Story Behind the Song: Ray Wylie Hubbard, ‘The Messenger’
The final track on Ray Wylie Hubbard's duets album, Co-Starring, is "The Messenger," a song that the singer has been performing for a long time. The original, non-duet version of the track appears on his 1994 album, Loco Gringo's Lament.
Over the course of Hubbard's long, storied career, "The Messenger" has stuck with him: It's a song that he keeps returning to, and on Co-Starring, he adds a gorgeous new element to the track thanks to vocal harmonies from Ronnie Dunn.
Having Dunn sing the song with him made the performance especially poignant, but "The Messenger" has been special to Hubbard ever since he wrote it. Read on to learn why, as told by the singer-songwriter himself.
I've been doing that song for a long time. I put it on other records. But then to have Ronnie Dunn do that harmony with me, I mean, that was just kind of a given.
It was the first song that I wrote after I got clean and sober, like, 30-something years ago. It's just always been there.
That line, "Our fears are like dragons / Guarding our most precious treasures ..." -- [it's saying] that, if we can remove our fear, there are these treasures. People that are afraid of flying, well, if they can get over that fear, then they can go to Hawaii. Or someone who's afraid of public speaking, well, if they can get over that fear, then they can become great speakers.
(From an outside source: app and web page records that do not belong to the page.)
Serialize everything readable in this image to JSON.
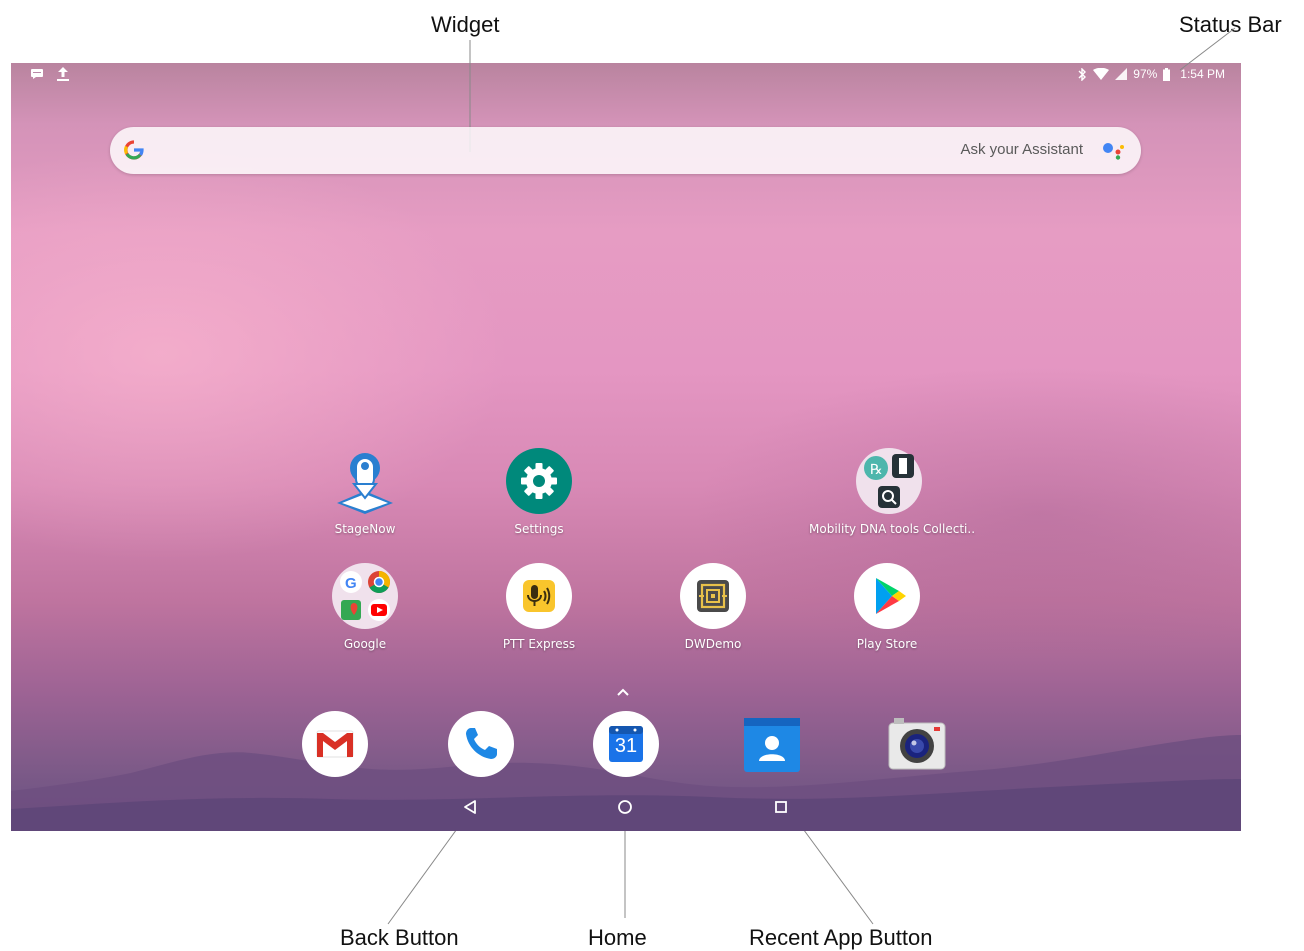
{
  "callouts": {
    "widget": "Widget",
    "status_bar": "Status Bar",
    "back_button": "Back Button",
    "home": "Home",
    "recent_app_button": "Recent App Button"
  },
  "status_bar": {
    "battery": "97%",
    "time": "1:54 PM",
    "left_icons": [
      "message-icon",
      "upload-icon"
    ],
    "right_icons": [
      "bluetooth-icon",
      "wifi-icon",
      "signal-icon",
      "battery-icon"
    ]
  },
  "search_widget": {
    "assistant_label": "Ask your Assistant",
    "icons": [
      "google-g-icon",
      "google-assistant-icon"
    ]
  },
  "home_apps": [
    {
      "label": "StageNow",
      "icon": "stagenow-icon"
    },
    {
      "label": "Settings",
      "icon": "settings-gear-icon"
    },
    {
      "label": "Mobility DNA tools Collecti..",
      "icon": "folder-icon"
    },
    {
      "label": "Google",
      "icon": "folder-icon"
    },
    {
      "label": "PTT Express",
      "icon": "ptt-express-icon"
    },
    {
      "label": "DWDemo",
      "icon": "dwdemo-icon"
    },
    {
      "label": "Play Store",
      "icon": "play-store-icon"
    }
  ],
  "dock": [
    {
      "name": "Gmail",
      "icon": "gmail-icon"
    },
    {
      "name": "Phone",
      "icon": "phone-icon"
    },
    {
      "name": "Calendar",
      "icon": "calendar-icon",
      "text": "31"
    },
    {
      "name": "Contacts",
      "icon": "contacts-icon"
    },
    {
      "name": "Camera",
      "icon": "camera-icon"
    }
  ],
  "navigation": [
    "back-icon",
    "home-icon",
    "recent-apps-icon"
  ],
  "colors": {
    "settings": "#00897b",
    "ptt": "#f9c52c",
    "gmail_red": "#d93025",
    "phone_blue": "#1e88e5",
    "calendar_blue": "#1a73e8",
    "contacts_blue": "#1e88e5"
  }
}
That idea has just always been there. I've always kind of carried it around with me. You know, it's a very precious song to me.